Search the data for the string "name" and extract every line where it appears.

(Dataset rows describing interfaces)
☆ ☆ ☆ ☆

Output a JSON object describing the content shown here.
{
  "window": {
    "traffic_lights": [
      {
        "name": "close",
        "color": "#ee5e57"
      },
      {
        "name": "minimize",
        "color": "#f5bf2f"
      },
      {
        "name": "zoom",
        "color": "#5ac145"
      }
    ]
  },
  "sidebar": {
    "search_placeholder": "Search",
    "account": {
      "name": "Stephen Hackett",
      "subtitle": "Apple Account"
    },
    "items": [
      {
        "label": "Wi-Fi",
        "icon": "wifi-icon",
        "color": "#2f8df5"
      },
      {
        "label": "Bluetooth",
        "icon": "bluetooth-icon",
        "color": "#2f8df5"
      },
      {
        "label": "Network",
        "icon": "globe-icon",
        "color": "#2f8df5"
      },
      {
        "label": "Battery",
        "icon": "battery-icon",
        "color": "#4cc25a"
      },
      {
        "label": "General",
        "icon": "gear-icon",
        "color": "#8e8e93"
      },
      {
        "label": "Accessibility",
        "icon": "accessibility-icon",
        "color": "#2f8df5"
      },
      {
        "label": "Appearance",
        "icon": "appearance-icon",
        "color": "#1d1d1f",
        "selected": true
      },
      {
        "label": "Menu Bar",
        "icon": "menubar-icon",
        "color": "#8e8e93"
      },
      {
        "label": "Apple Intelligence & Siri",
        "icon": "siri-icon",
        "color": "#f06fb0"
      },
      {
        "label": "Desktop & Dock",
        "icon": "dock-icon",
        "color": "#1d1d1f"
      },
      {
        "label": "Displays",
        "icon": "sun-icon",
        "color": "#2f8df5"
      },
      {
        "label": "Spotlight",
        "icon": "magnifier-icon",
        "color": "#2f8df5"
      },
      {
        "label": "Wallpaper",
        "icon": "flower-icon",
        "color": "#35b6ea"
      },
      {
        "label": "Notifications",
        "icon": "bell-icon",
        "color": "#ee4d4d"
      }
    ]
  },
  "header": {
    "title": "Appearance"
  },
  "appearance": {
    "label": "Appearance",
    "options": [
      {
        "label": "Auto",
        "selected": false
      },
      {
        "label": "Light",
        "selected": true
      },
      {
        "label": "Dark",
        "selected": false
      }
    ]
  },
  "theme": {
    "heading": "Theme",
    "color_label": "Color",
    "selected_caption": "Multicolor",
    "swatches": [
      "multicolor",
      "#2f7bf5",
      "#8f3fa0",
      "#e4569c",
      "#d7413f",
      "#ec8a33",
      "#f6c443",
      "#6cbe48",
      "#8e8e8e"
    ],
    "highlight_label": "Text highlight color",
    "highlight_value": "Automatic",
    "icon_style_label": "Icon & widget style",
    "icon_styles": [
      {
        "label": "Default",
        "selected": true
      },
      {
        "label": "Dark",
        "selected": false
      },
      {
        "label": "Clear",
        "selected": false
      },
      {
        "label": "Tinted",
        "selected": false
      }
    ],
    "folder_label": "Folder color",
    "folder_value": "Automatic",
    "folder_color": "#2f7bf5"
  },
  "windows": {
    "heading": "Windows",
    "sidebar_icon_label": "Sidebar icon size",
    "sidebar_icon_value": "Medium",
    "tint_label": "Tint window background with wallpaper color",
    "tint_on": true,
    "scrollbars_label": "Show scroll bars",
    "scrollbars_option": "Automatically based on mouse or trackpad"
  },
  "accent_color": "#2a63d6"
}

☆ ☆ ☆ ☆

**Exercise result**
        "name": "close",
        "name": "minimize",
        "name": "zoom",
      "name": "Stephen Hackett",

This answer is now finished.